They’re sitting on the transept, repairing the roof;
The generator’s in the choir, gone secular;
Cartesian faith has fallen short of a proof
In curves of shingles, gapping and irregular.
Walls sometimes stand without the wit of the trade —
That fixity and flux, that quivering stability;
All’s bound now for concrete, the surfaces are laid
In stolid novelty and a brittle agility.
The masters grapple outward, farther and farther
Along this lesser paragon, just north and south,
Recumbent in a mixture of mastic and ardor;
The classical is dead, or what is art for?
The windows and the door — all eyes and mouth:
Divine comedian, stand-in for a martyr.
Hauled down once flashings are nailed and neat,
Into the heap go tegulae, imbrices, asbestos,
Dug from the tar of that prime contractor, Hephaestus,
Who first enclosed a dark and venerable heat.
NOTES for Students of English
Transept – The arms of a cross-shaped church, traditionally laid out in a north-south direction, i.e., perpendicular to the main body of the church, the nave, which was oriented east-west.

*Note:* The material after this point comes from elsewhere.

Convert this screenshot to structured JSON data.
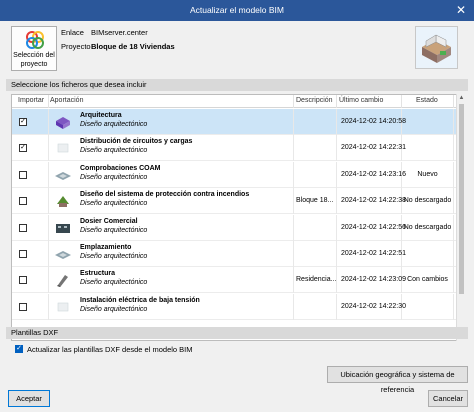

Cartesian – Refers to the work of French mathematician and philosopher René Descartes (1596-1650) who developed the system of axial coordinates to describe points on a curve, and who aimed for mathematical certitude in metaphysics.
Flashings – Strips of sheet metal used on roofs to make watertight joints.
Tegulae – (Pronounced TE-gyu-lee) Plural of tegula, in Roman antiquity a flat roof tile.
Imbrices – (Pronounced IM-bre-seez) Plural of imbrex, in Roman antiquity a semicircular roof tile.
Hephaestus – The ancient Greek god of fire, metalworking, and the building arts.